An additional phenomenon of interest during a solar eclipse are atmospheric gravity waves. These waves are phenomena arising from a multitude of sources and are transverse waves that propagate in all directions through the atmosphere as an important transport mechanism for momentum and energy.
Hines, 1970: Atmospheric gravity waves induced by a solar eclipse.
Generally, satellite radiometer measurements using thermal emission from the atmosphere were intended to analyze large-scale atmospheric phenomena so that the altitude resolution was not sufficient to capture the vertical profiles of atmospheric gravity waves. (16) However, the zonal mean temperature variances attributed to atmospheric gravity waves in the stratosphere were observed with limb scanning infrared radiometer.
This paper reviews the characteristics of atmospheric gravity waves in terms of their generation, propagation, and dissipation processes by chiefly referring to the results from the MU radar and GPS RO measurements.
Excitation of atmospheric gravity waves: A case study using the MU radar
Atmospheric gravity waves are generated by a variety of mechanisms that cause vertical displacements of air parcels, such as meteorological disturbances or cumulous convection within the troposphere, instability in jet streams, and the interactions of surface winds with topography.

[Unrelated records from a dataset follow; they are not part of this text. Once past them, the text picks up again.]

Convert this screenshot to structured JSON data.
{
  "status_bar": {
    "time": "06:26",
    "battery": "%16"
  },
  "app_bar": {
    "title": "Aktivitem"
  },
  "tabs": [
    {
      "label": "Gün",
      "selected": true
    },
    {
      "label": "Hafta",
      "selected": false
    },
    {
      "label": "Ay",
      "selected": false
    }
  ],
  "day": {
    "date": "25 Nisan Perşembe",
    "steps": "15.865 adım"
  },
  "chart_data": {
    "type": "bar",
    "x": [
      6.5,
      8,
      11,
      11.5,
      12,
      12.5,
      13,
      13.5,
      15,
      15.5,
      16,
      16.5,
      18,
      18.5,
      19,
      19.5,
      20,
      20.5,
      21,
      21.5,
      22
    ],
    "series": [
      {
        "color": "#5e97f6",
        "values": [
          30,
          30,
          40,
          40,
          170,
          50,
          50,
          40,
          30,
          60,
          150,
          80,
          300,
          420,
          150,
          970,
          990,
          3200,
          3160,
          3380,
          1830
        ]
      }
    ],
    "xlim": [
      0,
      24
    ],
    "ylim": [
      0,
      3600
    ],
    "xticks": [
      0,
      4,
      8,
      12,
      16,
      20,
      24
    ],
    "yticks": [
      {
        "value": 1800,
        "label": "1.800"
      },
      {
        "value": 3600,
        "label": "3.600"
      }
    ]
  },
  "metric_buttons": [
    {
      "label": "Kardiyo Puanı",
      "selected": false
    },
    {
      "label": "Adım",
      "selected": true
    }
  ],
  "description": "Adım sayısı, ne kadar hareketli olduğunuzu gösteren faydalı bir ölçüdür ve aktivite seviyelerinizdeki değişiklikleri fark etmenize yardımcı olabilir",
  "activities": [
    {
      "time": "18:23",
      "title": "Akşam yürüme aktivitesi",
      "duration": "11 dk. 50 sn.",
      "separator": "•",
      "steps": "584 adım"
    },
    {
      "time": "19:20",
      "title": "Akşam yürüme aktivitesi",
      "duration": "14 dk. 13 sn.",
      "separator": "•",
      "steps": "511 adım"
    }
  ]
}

The interaction between the cold and warm air masses was associated with rapid changes in wind velocity and temperature, resulting in emission of atmospheric gravity waves.